“Pain insists upon being attended to. God whispers to us in our pleasures, speaks in our consciences, but shouts in our pain.”
― C.S. Lewis
― C.S. Lewis
It all started with lower molar #18. I thought the root canal 1-1/2 years ago took care of my intermittent tooth pain. But the throbbing pulse came back every few months. Reluctant to spend more money and time on the issue, I popped an Ibuprofen/Tylenol cocktail for a few days and the pain went away. That is until last week when the pain refused to abate. Nervously, I scheduled an extraction appointment with a periodontist. Normally I have a high tolerance for pain. Born with scoliosis, I’ve had some level of back/hip/IT band pain my entire life. But going to the dentist always freaks me out.
Driving to the appointment, I prayed for courage, strength, and painkillers! A good friend came to lend their support and the dentist said everything went really well. He said I should feel substantially better by the next day. Stabbing pain woke me up several times during the night sending me running for the prescribed painkiller. Early afternoon Dr. Moore called and when I described increased pain and swelling, he told me to come in immediately. My stress level skyrocketed.
The first staff person asked me about my pain level, saying I probably had an infection or abscess and they might have to send me to the hospital! Dr. Moore looked at the extraction site and said everything looked good to him, no problems. His positive words feel on deaf ears. Between the unremitting throbbing pain, lack of sleep and food because I could barely open my mouth to eat, painkillers, and anxiety-provoking people, my body had hit its tolerance limit. My heart began beating like crazy, chills rippled down my body, I felt nauseous and lightheaded. Dr. Moore saw the panic set in and quickly raised the chair so my feet were higher than my head, calling for a nasal oxygen drip. It took almost two hours before I could safely stand up without my BP going crazy.
As a friend drove me home, I didn’t have any more info about my pain than I did that morning. The dentist didn’t see any cause for my level of pain, giving me no idea how long the pain would continue. At that point I desperately needed to hear God’s loving voice over the pain and panic.

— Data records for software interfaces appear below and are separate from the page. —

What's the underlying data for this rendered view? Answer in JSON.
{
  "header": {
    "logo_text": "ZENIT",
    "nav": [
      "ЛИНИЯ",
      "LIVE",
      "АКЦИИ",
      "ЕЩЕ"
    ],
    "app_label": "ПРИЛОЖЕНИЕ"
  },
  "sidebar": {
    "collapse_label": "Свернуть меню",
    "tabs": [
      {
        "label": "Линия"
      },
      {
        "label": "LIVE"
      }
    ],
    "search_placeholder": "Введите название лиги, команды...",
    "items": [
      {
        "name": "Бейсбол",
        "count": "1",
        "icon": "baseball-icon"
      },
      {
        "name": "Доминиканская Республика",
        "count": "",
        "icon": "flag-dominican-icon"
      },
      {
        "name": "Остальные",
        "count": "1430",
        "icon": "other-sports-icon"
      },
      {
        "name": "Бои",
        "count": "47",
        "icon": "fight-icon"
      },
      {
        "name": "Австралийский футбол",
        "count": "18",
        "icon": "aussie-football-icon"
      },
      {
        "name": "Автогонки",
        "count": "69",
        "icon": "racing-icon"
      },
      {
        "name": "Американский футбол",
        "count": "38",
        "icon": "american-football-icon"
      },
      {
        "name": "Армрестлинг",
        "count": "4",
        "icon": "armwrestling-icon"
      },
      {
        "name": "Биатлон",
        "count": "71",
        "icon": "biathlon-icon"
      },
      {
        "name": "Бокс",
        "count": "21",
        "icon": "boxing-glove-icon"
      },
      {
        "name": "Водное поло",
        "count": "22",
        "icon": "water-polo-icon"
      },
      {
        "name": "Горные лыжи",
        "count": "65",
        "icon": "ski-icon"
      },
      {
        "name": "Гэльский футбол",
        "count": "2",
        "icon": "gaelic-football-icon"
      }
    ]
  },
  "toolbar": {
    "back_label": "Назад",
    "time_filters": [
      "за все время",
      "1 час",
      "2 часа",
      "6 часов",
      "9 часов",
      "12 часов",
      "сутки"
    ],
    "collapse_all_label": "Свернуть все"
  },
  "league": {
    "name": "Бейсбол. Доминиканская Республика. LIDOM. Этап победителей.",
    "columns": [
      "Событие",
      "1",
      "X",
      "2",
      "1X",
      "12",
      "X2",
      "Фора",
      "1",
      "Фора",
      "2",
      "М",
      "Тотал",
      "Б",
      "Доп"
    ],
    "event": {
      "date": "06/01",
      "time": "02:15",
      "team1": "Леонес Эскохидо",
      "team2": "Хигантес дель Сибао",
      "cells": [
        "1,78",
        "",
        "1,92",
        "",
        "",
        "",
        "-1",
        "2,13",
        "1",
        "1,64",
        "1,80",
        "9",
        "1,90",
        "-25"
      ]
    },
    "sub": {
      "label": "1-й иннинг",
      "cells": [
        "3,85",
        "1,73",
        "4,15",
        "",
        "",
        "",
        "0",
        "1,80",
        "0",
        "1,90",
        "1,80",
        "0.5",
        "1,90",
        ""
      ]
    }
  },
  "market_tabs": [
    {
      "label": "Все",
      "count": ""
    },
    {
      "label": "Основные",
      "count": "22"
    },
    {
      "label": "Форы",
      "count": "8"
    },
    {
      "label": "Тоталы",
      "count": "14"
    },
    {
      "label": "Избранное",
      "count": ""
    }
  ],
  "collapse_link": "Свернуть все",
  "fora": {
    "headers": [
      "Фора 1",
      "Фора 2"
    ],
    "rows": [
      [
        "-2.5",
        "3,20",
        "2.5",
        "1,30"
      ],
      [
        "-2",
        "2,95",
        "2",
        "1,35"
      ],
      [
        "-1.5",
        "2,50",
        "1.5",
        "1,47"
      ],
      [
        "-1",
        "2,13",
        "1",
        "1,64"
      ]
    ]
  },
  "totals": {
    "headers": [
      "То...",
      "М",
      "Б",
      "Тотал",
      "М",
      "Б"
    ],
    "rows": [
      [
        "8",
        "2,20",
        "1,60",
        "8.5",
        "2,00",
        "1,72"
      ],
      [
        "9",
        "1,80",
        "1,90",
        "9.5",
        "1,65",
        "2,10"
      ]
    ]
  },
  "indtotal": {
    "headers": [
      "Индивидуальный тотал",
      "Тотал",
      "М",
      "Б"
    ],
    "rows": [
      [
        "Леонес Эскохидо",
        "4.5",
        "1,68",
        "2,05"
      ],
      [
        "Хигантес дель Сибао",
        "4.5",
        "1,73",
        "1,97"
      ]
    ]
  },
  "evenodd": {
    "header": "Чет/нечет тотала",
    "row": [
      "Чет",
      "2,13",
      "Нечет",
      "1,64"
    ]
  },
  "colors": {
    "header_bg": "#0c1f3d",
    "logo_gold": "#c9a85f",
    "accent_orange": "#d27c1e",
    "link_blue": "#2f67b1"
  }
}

Cognitively, we can acknowledge the Bible says God is always with us, that he loves us, and he is able to make everything work for good in our life. Experientially, it's extremely difficult to grasp when pain, anxiety, suffering, fear, grief, etc. are deafening. That’s when the Holy Spirit speaks in a way which amplifies God’s voice if we use our hearts instead of our minds to listen. Practice listening for God’s voice in times of joy and areas of conviction so you know how to tune into its frequency in times of pain and sorrow.
P.S. Returning to see the dentist tomorrow. The swelling’s starting to go down and pain still demands my attention every 5-6 hours, but I am on the mend. My experience was apparently not the norm, but I’m committed to learning from God how to work with my unique body instead of anxiously fighting against it.
Photo used by permission through Creative Commons at http://petesimon.tumblr.com/post/637721075/rip-bad-tooth